"`Randy Newman', obviously by Randy Newman, is the perfect introduction to the work of the great songwriter himself. The album, albeit short, is the sort of thing you can play over and over again so you can fully appreciate the subtlety of Newman's lyrics and music. The two are equally masterful. His music, put simply, is quite beautiful; his lyrics, however, are primarily what have made him so revered throughout the industry. They are cynical, bitter, hilarious, ironic, scary, satirical, twisted, jaded, sad, concise and incisive. Newman possesses a perverse interest in the `underbelly' of the common man, cutting through the masks we all wear, singing about the things we all identify with and experience under our exterior.The album starts with the somewhat frightening `You and Me', a story about a bland, typical marriage that spans an entire life. `I'll take the train into the city/you say you're plain, I think you're pretty/maybe if I'm not too tired we'll go out dancing/or we'll sit romancing, watching the `Late Show' by the fire." The bland verses suddenly leap into an orchestral, horrific chorus of "you and me, you and me, you and me babe, you and me, you and me, you and me babe..." This is the scarily satirical and ironic style of Newman, and the song serves as a perfect introduction to what he's all about. There are many highlights throughout the album. `Living Without You' is a sad little dirge that plays like a ticking clock while a man yearns for his lost love; `Davy the Fat Boy' is the story of a `fat-boy' ("isn't he round?") whose parents die, so his best friend puts him in a freak show for all to see while he does his `fat-boy dance'. This heartbreaking little song is a cynical view of humanity and compassion. `So Long Dad' is the story of how children move further away from their parents, paying them only perfunctory visits: "what's new/do you still work at the drugstore?" and `I Think He's Hiding' kicks off what turns into a series of Newman's songs about God and Religion (he's an atheist himself, so they're not flattering songs).Ultimately, `Randy Newman' serves as a great introduction to the work of the great man himself. It's an extremely good album: complex and subtle, with a variety of musical styles and instrumentations. The subject matter of each of the songs in the album also establishes the trend for his lyrics throughout his career, in their biting satire and cruel truthfulness. This is a must-have for both Randy Newman fans and newcomers to his music."

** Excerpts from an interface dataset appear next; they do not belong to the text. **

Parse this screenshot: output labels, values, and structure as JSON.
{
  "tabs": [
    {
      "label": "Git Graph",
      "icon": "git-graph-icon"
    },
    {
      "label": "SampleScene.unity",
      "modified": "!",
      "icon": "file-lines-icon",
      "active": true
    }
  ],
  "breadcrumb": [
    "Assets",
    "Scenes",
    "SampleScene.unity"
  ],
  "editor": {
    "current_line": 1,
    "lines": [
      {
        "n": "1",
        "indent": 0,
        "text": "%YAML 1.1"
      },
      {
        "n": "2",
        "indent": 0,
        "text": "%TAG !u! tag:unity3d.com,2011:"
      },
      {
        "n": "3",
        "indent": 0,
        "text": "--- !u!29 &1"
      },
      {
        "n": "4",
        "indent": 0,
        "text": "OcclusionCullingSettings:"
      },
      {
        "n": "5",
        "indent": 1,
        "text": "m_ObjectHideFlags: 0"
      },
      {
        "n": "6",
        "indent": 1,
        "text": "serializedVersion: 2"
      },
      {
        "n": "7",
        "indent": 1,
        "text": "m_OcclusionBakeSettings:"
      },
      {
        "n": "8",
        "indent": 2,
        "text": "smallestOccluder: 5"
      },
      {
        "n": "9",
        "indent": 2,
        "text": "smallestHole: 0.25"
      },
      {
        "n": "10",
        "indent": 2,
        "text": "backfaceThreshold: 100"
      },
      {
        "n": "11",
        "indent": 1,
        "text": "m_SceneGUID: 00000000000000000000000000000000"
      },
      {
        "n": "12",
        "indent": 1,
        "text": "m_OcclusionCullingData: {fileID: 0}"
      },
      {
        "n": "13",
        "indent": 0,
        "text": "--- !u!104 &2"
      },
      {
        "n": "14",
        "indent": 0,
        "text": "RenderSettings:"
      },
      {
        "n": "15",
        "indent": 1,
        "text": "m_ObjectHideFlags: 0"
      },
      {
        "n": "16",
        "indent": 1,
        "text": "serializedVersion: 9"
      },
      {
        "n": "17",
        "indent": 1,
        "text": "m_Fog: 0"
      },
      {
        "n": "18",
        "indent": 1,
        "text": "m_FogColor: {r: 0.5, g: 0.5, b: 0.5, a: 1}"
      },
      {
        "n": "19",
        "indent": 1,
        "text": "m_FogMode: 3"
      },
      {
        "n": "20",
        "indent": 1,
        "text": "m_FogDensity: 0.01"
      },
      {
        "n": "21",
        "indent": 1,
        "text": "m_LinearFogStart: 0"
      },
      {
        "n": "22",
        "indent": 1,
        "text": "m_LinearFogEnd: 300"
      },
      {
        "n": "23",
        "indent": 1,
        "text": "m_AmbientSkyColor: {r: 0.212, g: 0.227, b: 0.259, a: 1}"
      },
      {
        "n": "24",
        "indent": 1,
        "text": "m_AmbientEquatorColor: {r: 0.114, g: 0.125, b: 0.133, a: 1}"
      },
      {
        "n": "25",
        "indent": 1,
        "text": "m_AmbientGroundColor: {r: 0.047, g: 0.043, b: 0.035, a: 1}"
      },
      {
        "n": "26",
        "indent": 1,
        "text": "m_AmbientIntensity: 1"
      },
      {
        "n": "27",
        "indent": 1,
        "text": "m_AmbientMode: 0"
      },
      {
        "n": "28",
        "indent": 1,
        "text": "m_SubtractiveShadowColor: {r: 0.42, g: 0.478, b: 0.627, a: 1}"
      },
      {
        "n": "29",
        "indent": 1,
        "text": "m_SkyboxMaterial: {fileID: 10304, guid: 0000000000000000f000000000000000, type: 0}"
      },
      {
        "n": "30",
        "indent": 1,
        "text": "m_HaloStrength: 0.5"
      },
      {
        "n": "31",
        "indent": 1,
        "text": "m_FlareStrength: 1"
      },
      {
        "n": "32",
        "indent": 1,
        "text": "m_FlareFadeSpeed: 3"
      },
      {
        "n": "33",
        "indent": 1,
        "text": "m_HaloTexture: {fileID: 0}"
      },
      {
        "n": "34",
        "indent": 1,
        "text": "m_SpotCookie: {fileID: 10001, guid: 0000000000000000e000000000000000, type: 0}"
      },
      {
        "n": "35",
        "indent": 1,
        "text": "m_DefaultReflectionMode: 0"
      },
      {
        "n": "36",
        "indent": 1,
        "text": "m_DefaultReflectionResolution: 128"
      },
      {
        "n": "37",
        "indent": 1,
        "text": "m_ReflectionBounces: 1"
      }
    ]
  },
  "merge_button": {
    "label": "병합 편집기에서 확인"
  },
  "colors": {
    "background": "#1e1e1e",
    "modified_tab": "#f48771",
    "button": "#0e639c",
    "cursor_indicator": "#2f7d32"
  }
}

What an entrance
Rex Nicholson | Adelaide, South Australia Australia | 10/21/2000
(4 out of 5 stars)

"Found Newman in Sail Away in 1973. Found his first album in 2000. It may not be a long album but for Newman fans.. get yourself a copy. You won't be disapointed. This is copybook Newman although definitely one of his saddder efforts. As usual, it still somehow makes me feel good. Maybe it is just so hard to find someone so honest about the imperfect way humans think and feel that it has made Randy a breath of fresh air. If your a fan of Sail Away and Litle Criminals then enjoy some more with Randy's first major recording."

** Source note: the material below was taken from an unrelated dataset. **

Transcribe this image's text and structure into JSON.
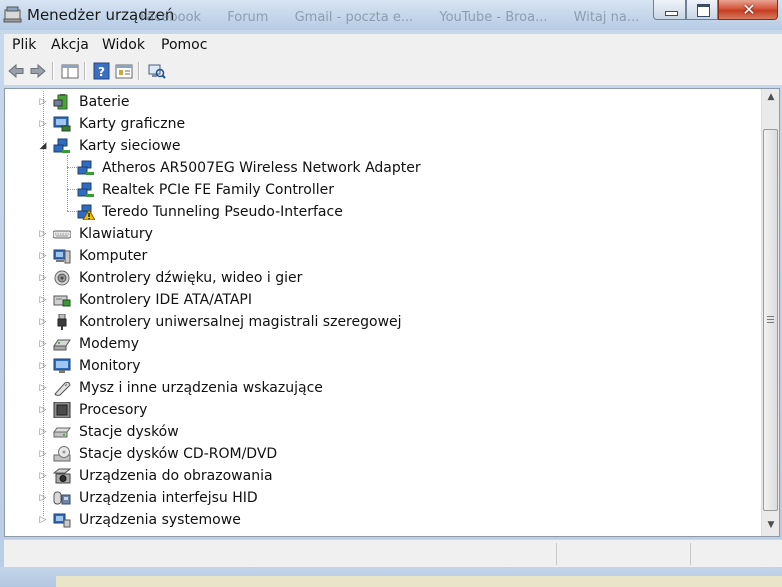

Pop out fully formed!
Jason NeSmith | Athens, GA | 10/25/2001
(5 out of 5 stars)

"Hot damn. This record is so good. I love Randy's stuff at least up through Little Criminals, but this one just barely takes the top spot from Good Old Boys. The lyrics are miniature portraits of Americana, like Norman Rockwell through deviant eyes. They aren't as introspective as later albums, but they have all the humor and despair of his best work. And the orchestrations are harmonically interesting and dynamic. I'll add well-recorded to that description. "You and Me" is terriffic, but "Davy the Fat Boy" and "I Think It's Going to Rain Today" are the best."